Under the current state of the law, it is not clear whether a protected series created by a series organization is to be treated as a separate legal entity (analogous to a corporate subsidiary) or is to be treated as part of the organization as a whole (analogous to a corporate division).[ix] This creates some interesting issues in the context of a fraudulent transfer or voidable transactions statute. As Professor Kettering has noted, if “a series is not a legal person, then no disposition of the property allocated to it to another series or to the ‘mother ship’ can possibly be a voidable transfer under the UFTA.”[x]

To address these issues, the UVTA specifies, in Section 11(b), that a “series organization and each protected series of the organization is a separate person for purposes of this [Act], even if for other purposes a protected series is not a person separate from the organization or other protected series of the organization.”

NCCUSL notes that this provision should be enacted even in states that do not authorize the creation of protected series on the ground that, under choice of law rules, a court may have to apply the law of another jurisdiction that does enable the creation of protected series.

A Note on California and Uniformity

It is significant that California, the nation’s largest state, has enacted the UVTA.[xi] The statute goes into effect, in place of the UFTA, on January 1, 2016, as Sections 3439 et. seq. of the California Civil Code.

It is, however, equally significant that California did not enact the UVTA in its entirety. It did not, for example, adopt Section 11 regarding series organizations, nor did it enact the UVTA’s “insider preference” avoidance provisions that were carried over, virtually verbatim, from the UFTA (California did not adopt those UFTA provisions, either)[xii], and it retained certain non-uniform provisions that had been previously been inserted into California’s version of the UFTA.[xiii]

Still, California did enact the UVTA’s choice of law rules in new Cal. Civil Code section 3439.10, as a result of which, depending on the jurisdiction in which the debtor is deemed located, California courts and California creditors may find themselves looking to the laws of a jurisdiction like Delaware (that still has the UFTA but also authorizes the creation of protected series) or New York (that still employs the pre-UFTA model statute, the Uniform Fraudulent Conveyance Act, promulgated in 1918). In that regard, whether the Uniform Voidable Transactions Act actually turns out to be a step toward further uniformity remains an open question.

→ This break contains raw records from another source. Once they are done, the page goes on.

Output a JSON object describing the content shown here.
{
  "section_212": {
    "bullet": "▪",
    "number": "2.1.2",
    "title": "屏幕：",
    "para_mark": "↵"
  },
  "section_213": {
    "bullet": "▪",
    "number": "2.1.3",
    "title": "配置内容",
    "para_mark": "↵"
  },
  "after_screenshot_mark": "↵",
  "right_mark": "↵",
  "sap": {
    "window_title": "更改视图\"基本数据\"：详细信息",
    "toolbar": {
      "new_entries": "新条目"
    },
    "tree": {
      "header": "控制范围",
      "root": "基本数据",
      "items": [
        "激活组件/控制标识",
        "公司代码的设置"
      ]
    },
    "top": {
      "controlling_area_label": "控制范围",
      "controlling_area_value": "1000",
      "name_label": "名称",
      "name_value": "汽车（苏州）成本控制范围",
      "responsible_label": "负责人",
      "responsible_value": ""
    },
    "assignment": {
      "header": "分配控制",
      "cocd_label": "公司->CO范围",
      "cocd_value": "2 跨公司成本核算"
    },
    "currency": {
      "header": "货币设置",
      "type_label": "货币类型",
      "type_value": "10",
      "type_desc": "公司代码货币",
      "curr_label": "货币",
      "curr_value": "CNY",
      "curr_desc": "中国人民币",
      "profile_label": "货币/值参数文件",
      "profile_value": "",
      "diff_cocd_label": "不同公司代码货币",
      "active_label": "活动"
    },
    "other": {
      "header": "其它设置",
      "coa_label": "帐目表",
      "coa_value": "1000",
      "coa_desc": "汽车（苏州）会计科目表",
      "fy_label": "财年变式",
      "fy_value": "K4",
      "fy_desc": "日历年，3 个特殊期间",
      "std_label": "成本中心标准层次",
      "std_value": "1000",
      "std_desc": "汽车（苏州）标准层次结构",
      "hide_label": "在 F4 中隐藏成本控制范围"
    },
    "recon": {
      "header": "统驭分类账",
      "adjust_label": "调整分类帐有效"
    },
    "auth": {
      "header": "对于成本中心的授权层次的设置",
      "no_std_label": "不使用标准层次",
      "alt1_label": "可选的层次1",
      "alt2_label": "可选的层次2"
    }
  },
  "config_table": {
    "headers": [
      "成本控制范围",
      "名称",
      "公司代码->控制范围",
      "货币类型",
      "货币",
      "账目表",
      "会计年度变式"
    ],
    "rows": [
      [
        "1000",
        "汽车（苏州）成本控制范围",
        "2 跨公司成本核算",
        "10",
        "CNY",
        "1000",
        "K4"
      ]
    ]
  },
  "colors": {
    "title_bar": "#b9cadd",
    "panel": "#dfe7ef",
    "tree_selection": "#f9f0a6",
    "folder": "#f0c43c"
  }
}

[i] http://www.uniformlaws.org/shared/docs/Fraudulent%20Transfer/2014_AUVTA_Final%20Act.pdf

[ii] http://www.uniformlaws.org/Act.aspx?title=Voidable Transactions Act Amendments (2014) – Formerly Fraudulent Transfer Act

[iii] http://www.uniformlaws.org/Act.aspx?title=Fraudulent Transfer Act – now known as Voidable Transactions Act

[iv] Kettering, “The Uniform Voidable Transactions Act; or, the 2014 Amendments to the Uniform Fraudulent Transfer Act,” 70 Bus. Law. 777 (2015) (hereinafter, cited as “Kettering”).

[v] Kettering at 779.

[vi] Kettering at 795.

[vii] Kettering at 801.

[viii] Kettering at 828-829.

[ix] Routledge, “Again, For the Want of a Theory: The Challenge of the ‘Series’ to Business Organization Law,” 46 Am. Bus. L.J. 311 (2009).

[x] Kettering at 830.

[xi] Cal. SB No. 161, filed with the California Secretary of State on July 2, 2015.

[xii] Compare UFTA Section 5(b) and UVTA Section 5(b) with Cal Civil Code Section 3439.05.

[xiii] Compare, for example, UVTA Section 7 (Remedies of Creditor) with Section 3439.07 of the California Civil Code (both in its current UFTA-inspired version and in its future UVTA-inspired version).